_Exercise directions_
Keep only the lines of the listing that include the word "gammag", and copy them.

_Recorded information_
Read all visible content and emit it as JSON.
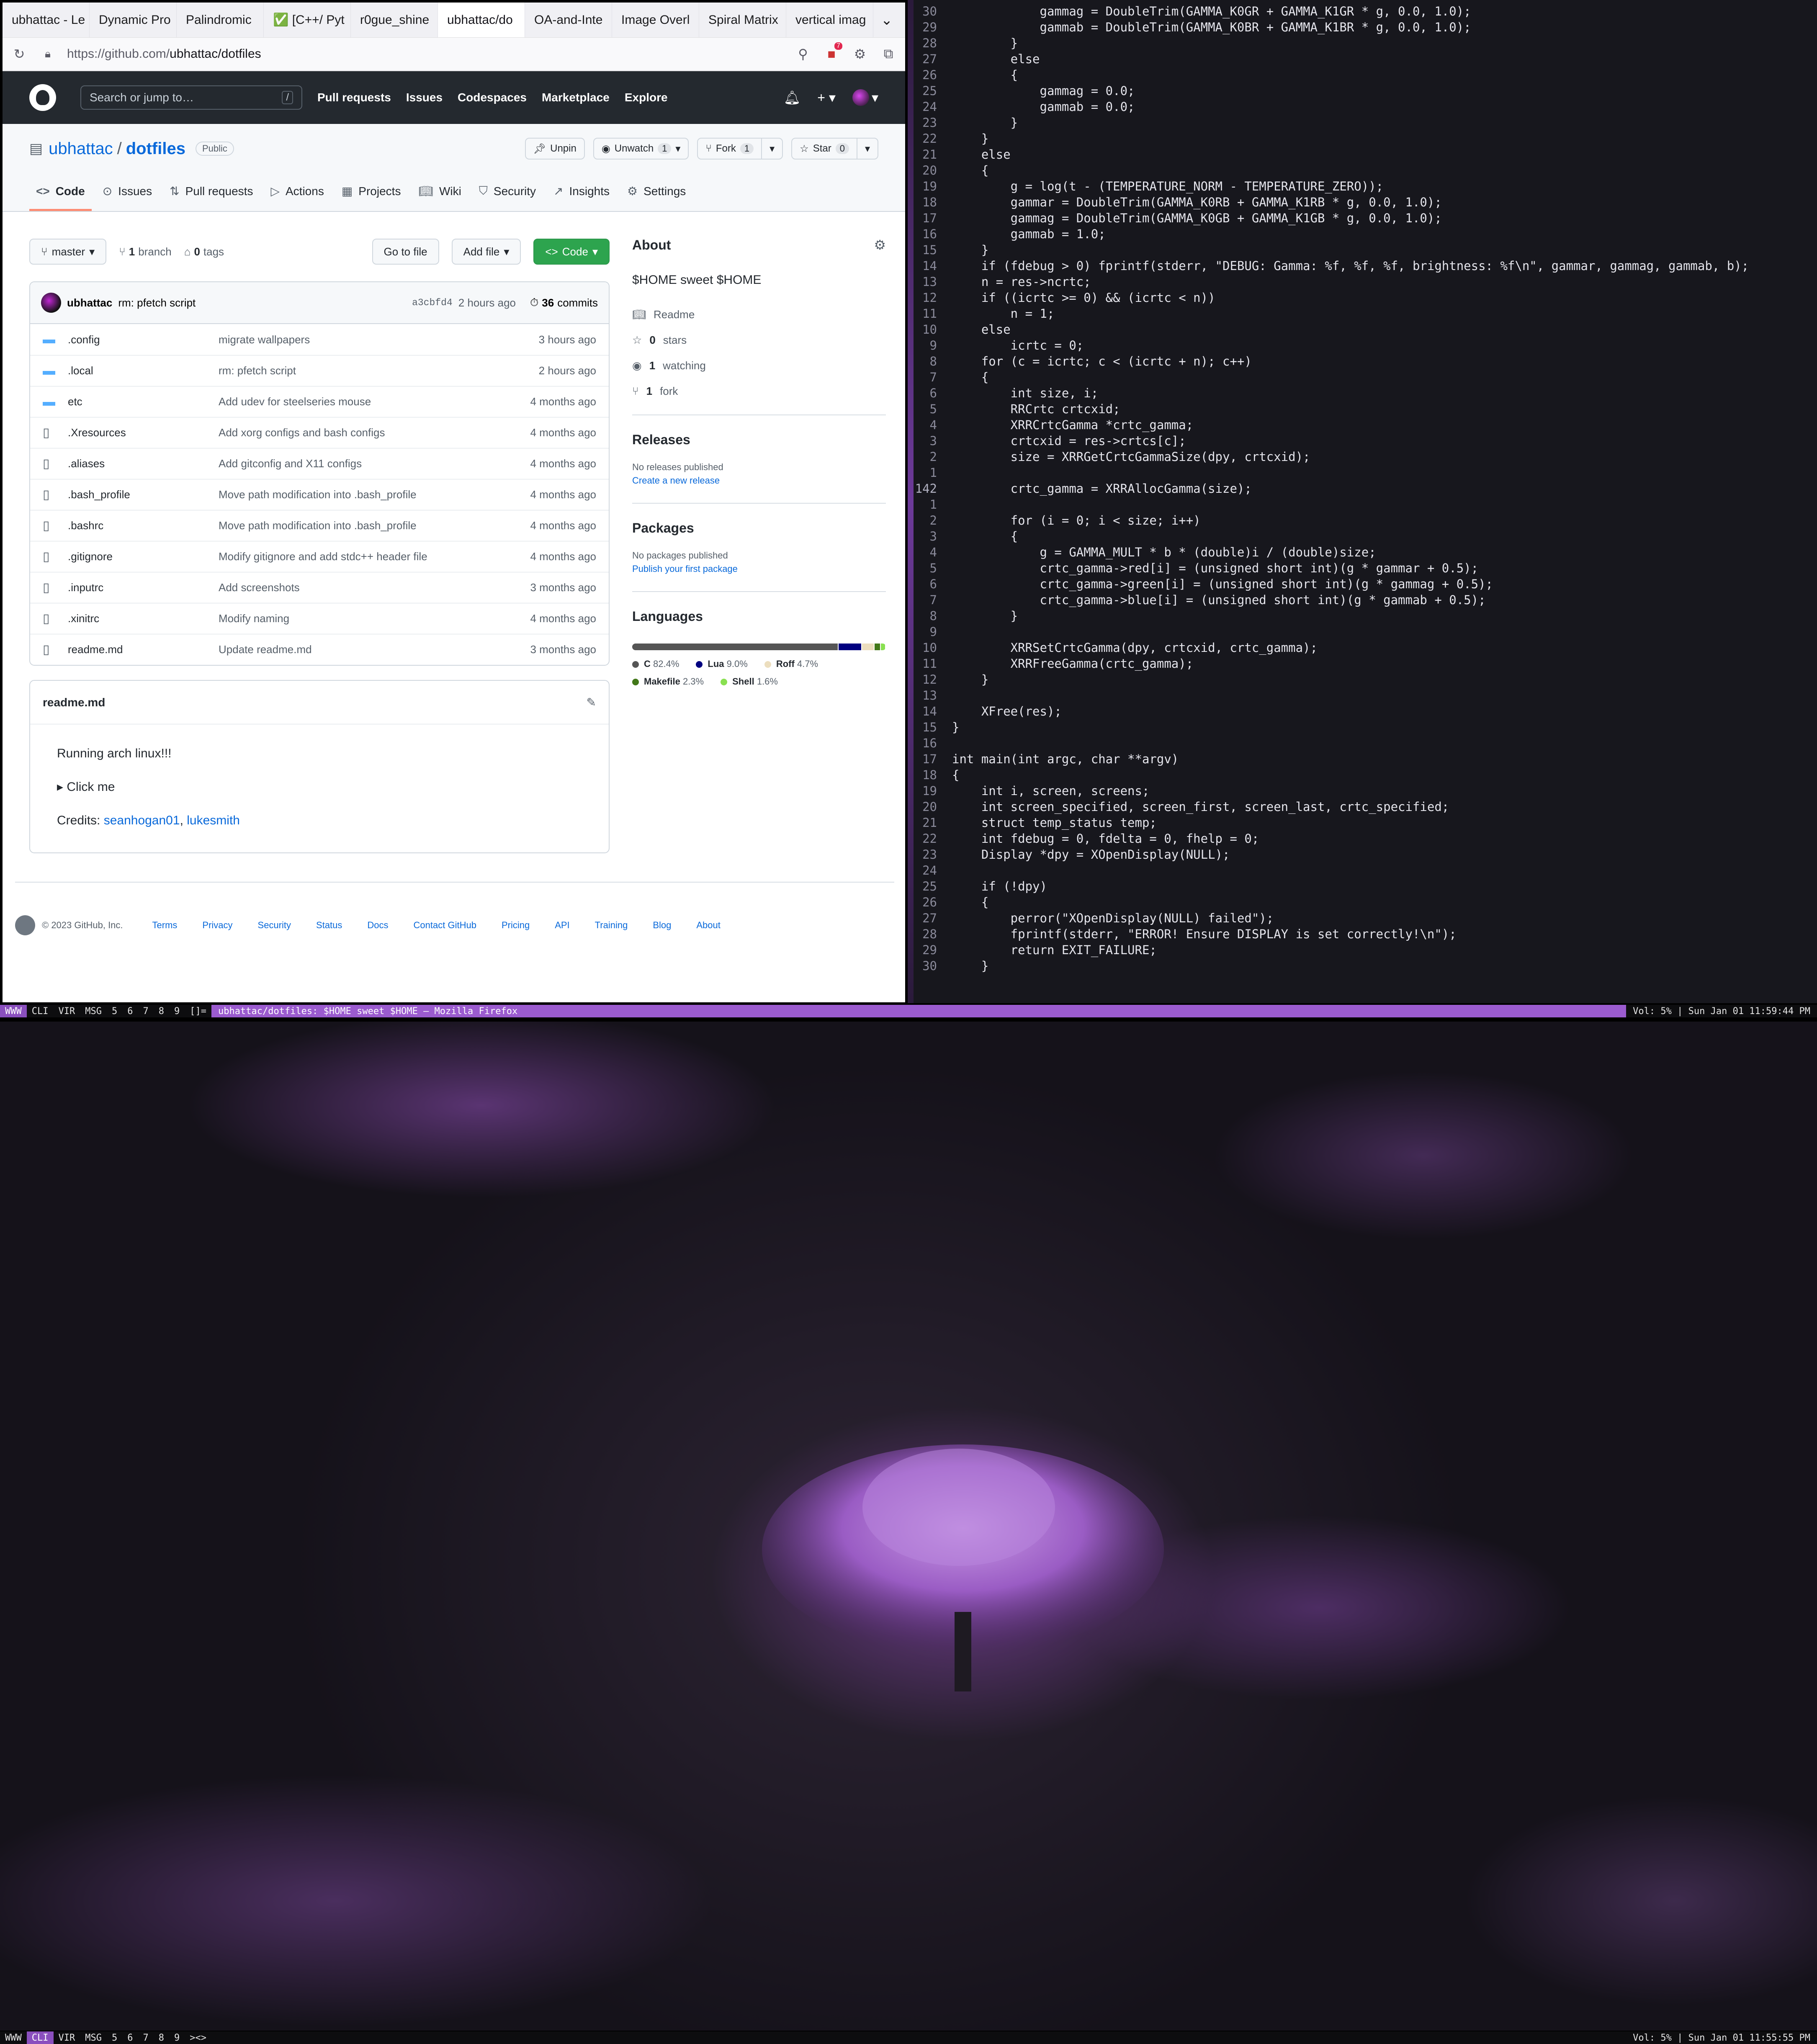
{
  "browser": {
    "tabs": [
      "ubhattac - Le",
      "Dynamic Pro",
      "Palindromic",
      "✅ [C++/ Pyt",
      "r0gue_shine",
      "ubhattac/do",
      "OA-and-Inte",
      "Image Overl",
      "Spiral Matrix",
      "vertical imag"
    ],
    "url_prefix": "https://github.com/",
    "url_path": "ubhattac/dotfiles",
    "notification_count": "7"
  },
  "github": {
    "search_placeholder": "Search or jump to…",
    "search_key": "/",
    "nav": [
      "Pull requests",
      "Issues",
      "Codespaces",
      "Marketplace",
      "Explore"
    ],
    "owner": "ubhattac",
    "repo": "dotfiles",
    "visibility": "Public",
    "actions": {
      "unpin": "Unpin",
      "unwatch": "Unwatch",
      "watch_count": "1",
      "fork": "Fork",
      "fork_count": "1",
      "star": "Star",
      "star_count": "0"
    },
    "tabs": [
      "Code",
      "Issues",
      "Pull requests",
      "Actions",
      "Projects",
      "Wiki",
      "Security",
      "Insights",
      "Settings"
    ],
    "branch": "master",
    "branches": "1",
    "branches_label": "branch",
    "tags": "0",
    "tags_label": "tags",
    "go_to_file": "Go to file",
    "add_file": "Add file",
    "code_button": "Code",
    "commit": {
      "author": "ubhattac",
      "message": "rm: pfetch script",
      "hash": "a3cbfd4",
      "ago": "2 hours ago",
      "count": "36",
      "count_label": "commits"
    },
    "files": [
      {
        "name": ".config",
        "msg": "migrate wallpapers",
        "age": "3 hours ago",
        "type": "dir"
      },
      {
        "name": ".local",
        "msg": "rm: pfetch script",
        "age": "2 hours ago",
        "type": "dir"
      },
      {
        "name": "etc",
        "msg": "Add udev for steelseries mouse",
        "age": "4 months ago",
        "type": "dir"
      },
      {
        "name": ".Xresources",
        "msg": "Add xorg configs and bash configs",
        "age": "4 months ago",
        "type": "file"
      },
      {
        "name": ".aliases",
        "msg": "Add gitconfig and X11 configs",
        "age": "4 months ago",
        "type": "file"
      },
      {
        "name": ".bash_profile",
        "msg": "Move path modification into .bash_profile",
        "age": "4 months ago",
        "type": "file"
      },
      {
        "name": ".bashrc",
        "msg": "Move path modification into .bash_profile",
        "age": "4 months ago",
        "type": "file"
      },
      {
        "name": ".gitignore",
        "msg": "Modify gitignore and add stdc++ header file",
        "age": "4 months ago",
        "type": "file"
      },
      {
        "name": ".inputrc",
        "msg": "Add screenshots",
        "age": "3 months ago",
        "type": "file"
      },
      {
        "name": ".xinitrc",
        "msg": "Modify naming",
        "age": "4 months ago",
        "type": "file"
      },
      {
        "name": "readme.md",
        "msg": "Update readme.md",
        "age": "3 months ago",
        "type": "file"
      }
    ],
    "readme": {
      "title": "readme.md",
      "line1": "Running arch linux!!!",
      "line2": "▸ Click me",
      "credits_label": "Credits:",
      "credit1": "seanhogan01",
      "credit_sep": ",",
      "credit2": "lukesmith"
    },
    "about": {
      "title": "About",
      "desc": "$HOME sweet $HOME",
      "readme": "Readme",
      "stars": "0",
      "stars_label": "stars",
      "watching": "1",
      "watching_label": "watching",
      "forks": "1",
      "forks_label": "fork"
    },
    "releases": {
      "title": "Releases",
      "none": "No releases published",
      "link": "Create a new release"
    },
    "packages": {
      "title": "Packages",
      "none": "No packages published",
      "link": "Publish your first package"
    },
    "languages": {
      "title": "Languages",
      "items": [
        {
          "name": "C",
          "pct": "82.4%",
          "value": 82.4,
          "color": "#555555"
        },
        {
          "name": "Lua",
          "pct": "9.0%",
          "value": 9.0,
          "color": "#000080"
        },
        {
          "name": "Roff",
          "pct": "4.7%",
          "value": 4.7,
          "color": "#ecdebe"
        },
        {
          "name": "Makefile",
          "pct": "2.3%",
          "value": 2.3,
          "color": "#427819"
        },
        {
          "name": "Shell",
          "pct": "1.6%",
          "value": 1.6,
          "color": "#89e051"
        }
      ]
    },
    "footer": {
      "copy": "© 2023 GitHub, Inc.",
      "links": [
        "Terms",
        "Privacy",
        "Security",
        "Status",
        "Docs",
        "Contact GitHub",
        "Pricing",
        "API",
        "Training",
        "Blog",
        "About"
      ]
    }
  },
  "editor": {
    "lines": [
      {
        "n": "30",
        "t": "            gammag = DoubleTrim(GAMMA_K0GR + GAMMA_K1GR * g, 0.0, 1.0);"
      },
      {
        "n": "29",
        "t": "            gammab = DoubleTrim(GAMMA_K0BR + GAMMA_K1BR * g, 0.0, 1.0);"
      },
      {
        "n": "28",
        "t": "        }"
      },
      {
        "n": "27",
        "t": "        else"
      },
      {
        "n": "26",
        "t": "        {"
      },
      {
        "n": "25",
        "t": "            gammag = 0.0;"
      },
      {
        "n": "24",
        "t": "            gammab = 0.0;"
      },
      {
        "n": "23",
        "t": "        }"
      },
      {
        "n": "22",
        "t": "    }"
      },
      {
        "n": "21",
        "t": "    else"
      },
      {
        "n": "20",
        "t": "    {"
      },
      {
        "n": "19",
        "t": "        g = log(t - (TEMPERATURE_NORM - TEMPERATURE_ZERO));"
      },
      {
        "n": "18",
        "t": "        gammar = DoubleTrim(GAMMA_K0RB + GAMMA_K1RB * g, 0.0, 1.0);"
      },
      {
        "n": "17",
        "t": "        gammag = DoubleTrim(GAMMA_K0GB + GAMMA_K1GB * g, 0.0, 1.0);"
      },
      {
        "n": "16",
        "t": "        gammab = 1.0;"
      },
      {
        "n": "15",
        "t": "    }"
      },
      {
        "n": "14",
        "t": "    if (fdebug > 0) fprintf(stderr, \"DEBUG: Gamma: %f, %f, %f, brightness: %f\\n\", gammar, gammag, gammab, b);"
      },
      {
        "n": "13",
        "t": "    n = res->ncrtc;"
      },
      {
        "n": "12",
        "t": "    if ((icrtc >= 0) && (icrtc < n))"
      },
      {
        "n": "11",
        "t": "        n = 1;"
      },
      {
        "n": "10",
        "t": "    else"
      },
      {
        "n": "9",
        "t": "        icrtc = 0;"
      },
      {
        "n": "8",
        "t": "    for (c = icrtc; c < (icrtc + n); c++)"
      },
      {
        "n": "7",
        "t": "    {"
      },
      {
        "n": "6",
        "t": "        int size, i;"
      },
      {
        "n": "5",
        "t": "        RRCrtc crtcxid;"
      },
      {
        "n": "4",
        "t": "        XRRCrtcGamma *crtc_gamma;"
      },
      {
        "n": "3",
        "t": "        crtcxid = res->crtcs[c];"
      },
      {
        "n": "2",
        "t": "        size = XRRGetCrtcGammaSize(dpy, crtcxid);"
      },
      {
        "n": "1",
        "t": ""
      },
      {
        "n": "142",
        "t": "        crtc_gamma = XRRAllocGamma(size);",
        "cur": true
      },
      {
        "n": "1",
        "t": ""
      },
      {
        "n": "2",
        "t": "        for (i = 0; i < size; i++)"
      },
      {
        "n": "3",
        "t": "        {"
      },
      {
        "n": "4",
        "t": "            g = GAMMA_MULT * b * (double)i / (double)size;"
      },
      {
        "n": "5",
        "t": "            crtc_gamma->red[i] = (unsigned short int)(g * gammar + 0.5);"
      },
      {
        "n": "6",
        "t": "            crtc_gamma->green[i] = (unsigned short int)(g * gammag + 0.5);"
      },
      {
        "n": "7",
        "t": "            crtc_gamma->blue[i] = (unsigned short int)(g * gammab + 0.5);"
      },
      {
        "n": "8",
        "t": "        }"
      },
      {
        "n": "9",
        "t": ""
      },
      {
        "n": "10",
        "t": "        XRRSetCrtcGamma(dpy, crtcxid, crtc_gamma);"
      },
      {
        "n": "11",
        "t": "        XRRFreeGamma(crtc_gamma);"
      },
      {
        "n": "12",
        "t": "    }"
      },
      {
        "n": "13",
        "t": ""
      },
      {
        "n": "14",
        "t": "    XFree(res);"
      },
      {
        "n": "15",
        "t": "}"
      },
      {
        "n": "16",
        "t": ""
      },
      {
        "n": "17",
        "t": "int main(int argc, char **argv)"
      },
      {
        "n": "18",
        "t": "{"
      },
      {
        "n": "19",
        "t": "    int i, screen, screens;"
      },
      {
        "n": "20",
        "t": "    int screen_specified, screen_first, screen_last, crtc_specified;"
      },
      {
        "n": "21",
        "t": "    struct temp_status temp;"
      },
      {
        "n": "22",
        "t": "    int fdebug = 0, fdelta = 0, fhelp = 0;"
      },
      {
        "n": "23",
        "t": "    Display *dpy = XOpenDisplay(NULL);"
      },
      {
        "n": "24",
        "t": ""
      },
      {
        "n": "25",
        "t": "    if (!dpy)"
      },
      {
        "n": "26",
        "t": "    {"
      },
      {
        "n": "27",
        "t": "        perror(\"XOpenDisplay(NULL) failed\");"
      },
      {
        "n": "28",
        "t": "        fprintf(stderr, \"ERROR! Ensure DISPLAY is set correctly!\\n\");"
      },
      {
        "n": "29",
        "t": "        return EXIT_FAILURE;"
      },
      {
        "n": "30",
        "t": "    }"
      }
    ]
  },
  "bar_top": {
    "tags": [
      "WWW",
      "CLI",
      "VIR",
      "MSG",
      "5",
      "6",
      "7",
      "8",
      "9"
    ],
    "layout": "[]=",
    "title": "ubhattac/dotfiles: $HOME sweet $HOME — Mozilla Firefox",
    "status": "Vol: 5% | Sun Jan 01 11:59:44 PM"
  },
  "bar_bottom": {
    "tags": [
      "WWW",
      "CLI",
      "VIR",
      "MSG",
      "5",
      "6",
      "7",
      "8",
      "9"
    ],
    "layout": "><>",
    "status": "Vol: 5% | Sun Jan 01 11:55:55 PM"
  }
}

_Output below_
        "t": "            gammag = DoubleTrim(GAMMA_K0GR + GAMMA_K1GR * g, 0.0, 1.0);"
        "t": "            gammag = 0.0;"
        "t": "        gammag = DoubleTrim(GAMMA_K0GB + GAMMA_K1GB * g, 0.0, 1.0);"
        "t": "    if (fdebug > 0) fprintf(stderr, \"DEBUG: Gamma: %f, %f, %f, brightness: %f\\n\", gammar, gammag, gammab, b);"
        "t": "            crtc_gamma->green[i] = (unsigned short int)(g * gammag + 0.5);"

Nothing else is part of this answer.